Assignment
For each record below, output its text exactly and skip any picture.

BEGIN Source material

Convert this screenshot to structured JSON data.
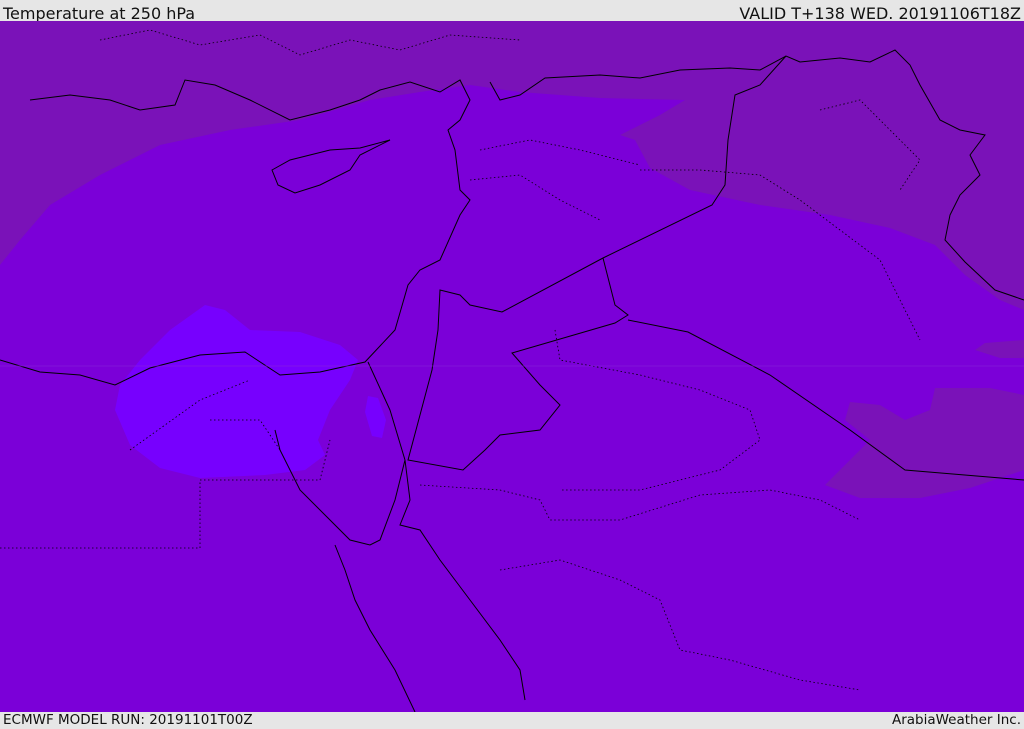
{
  "header": {
    "title": "Temperature at 250 hPa",
    "valid": "VALID T+138 WED. 20191106T18Z"
  },
  "footer": {
    "model_run": "ECMWF MODEL RUN: 20191101T00Z",
    "credit": "ArabiaWeather Inc."
  },
  "colors": {
    "base": "#7b00d8",
    "cooler": "#7a12b8",
    "warmer": "#7700fe",
    "border": "#000000"
  }
}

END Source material

Task response
Convert this screenshot to structured JSON data.
{
  "header": {
    "title": "Temperature at 250 hPa",
    "valid": "VALID T+138 WED. 20191106T18Z"
  },
  "footer": {
    "model_run": "ECMWF MODEL RUN: 20191101T00Z",
    "credit": "ArabiaWeather Inc."
  },
  "colors": {
    "base": "#7b00d8",
    "cooler": "#7a12b8",
    "warmer": "#7700fe",
    "border": "#000000"
  }
}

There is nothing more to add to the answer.